Extension points

Here you can see all the extension points available in Pathom.

Runner Extensions

Extensions available for the runner process of Pathom at com.wsscode.pathom3.connect.runner namespace.


Wrap the call of a resolver. Note in the case of a batch resolver, input is going to be a sequence.

(defn sample-resolve-wrapper [resolve]
(fn [env input]
(resolve env input)))


Wrap the call of a mutation.

(defn sample-mutate-wrapper [mutate]
(fn [env ast]
(mutate env ast)))


Wrap the error data, allowing you to modify it.

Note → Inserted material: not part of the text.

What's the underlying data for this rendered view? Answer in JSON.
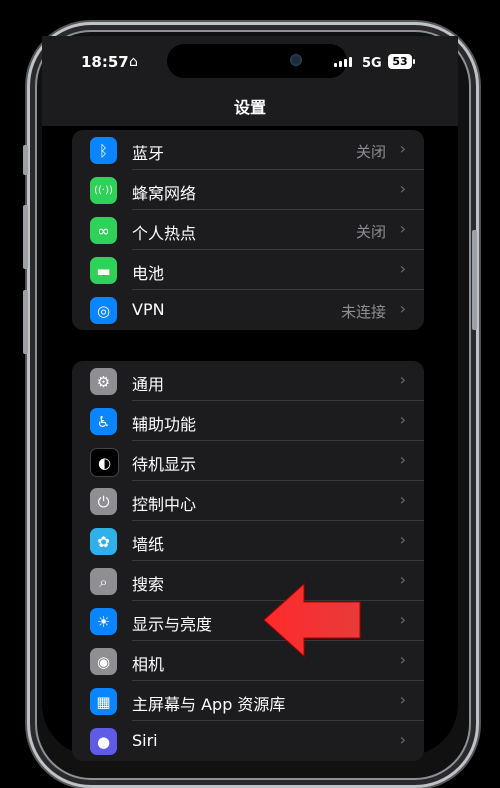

(defn sample-attribute-error-wrapper [attr-error]
(fn [entity k]
(let [err (attr-error entity k)]
; will return just the error cause
(:com.wsscode.pathom3.error/cause err))))


Wrap the operation that attaches an error to a node.

(defn sample-resolver-error-wrapper [resolver-error]
(fn [env ast error]
(let [e (resolver-error env ast error)]
; you may modify the error here


Wrap batch errors

(defn sample-batch-resolver-error-wrapper [_]
(fn [env [batch-op batch-items] e]
; report error


Use this to get notified when mutation errors happen.

(defn sample-mutation-error-wrapper [mutation-error]
(fn [env ast error]
(let [e (mutation-error env ast error)]
; you may modify the error here


Wrap the operation of merging new data in the entity. This is an important point. You can control how sub-processes occur here. The source original is an assoc like operation.

(defn sample-merge-attribute-wrapper [original]
(fn [env out k v]
(original env out k v)))


This runs only once per entity, if you want to do any kind of post-process that you expect one entity to be ready.

(defn sample-run-graph-wrapper [original]
(fn [env]
(original env)))


Wrap the operation of running a graph. Note for a given transaction, there may be many graphs to run. Each entity (each map in the result) is potentially an entity and may have its own graph.

Also note this may run multiple times for the same entity, for each "batch hit" it does.

(defn sample-run-graph-wrapper [original]
(fn [env ast-or-graph entity-tree*]
(original env ast-or-graph entity-tree*)))


Like the previous, but only runs at the root graph.

EQL Output


This is the one we used for the initial demo. Controls how outputs get masked out in the post-processing of the EQL output.

(defn sample-map-select-entry-wrapper [original]
(fn [env source ast]
(original env source ast)))


This wraps a call to process-ast in the EQL interface.

(defn sample-process-ast-wrapper [process]
(fn [env ast]
(process env ast)))

When the query is triggered using process, you also get the query as ::pcr/root-query in the environment.

If you don't see this value it means process-ast was called directly. To get the query in this case use eql/ast->query to generate the query from the AST.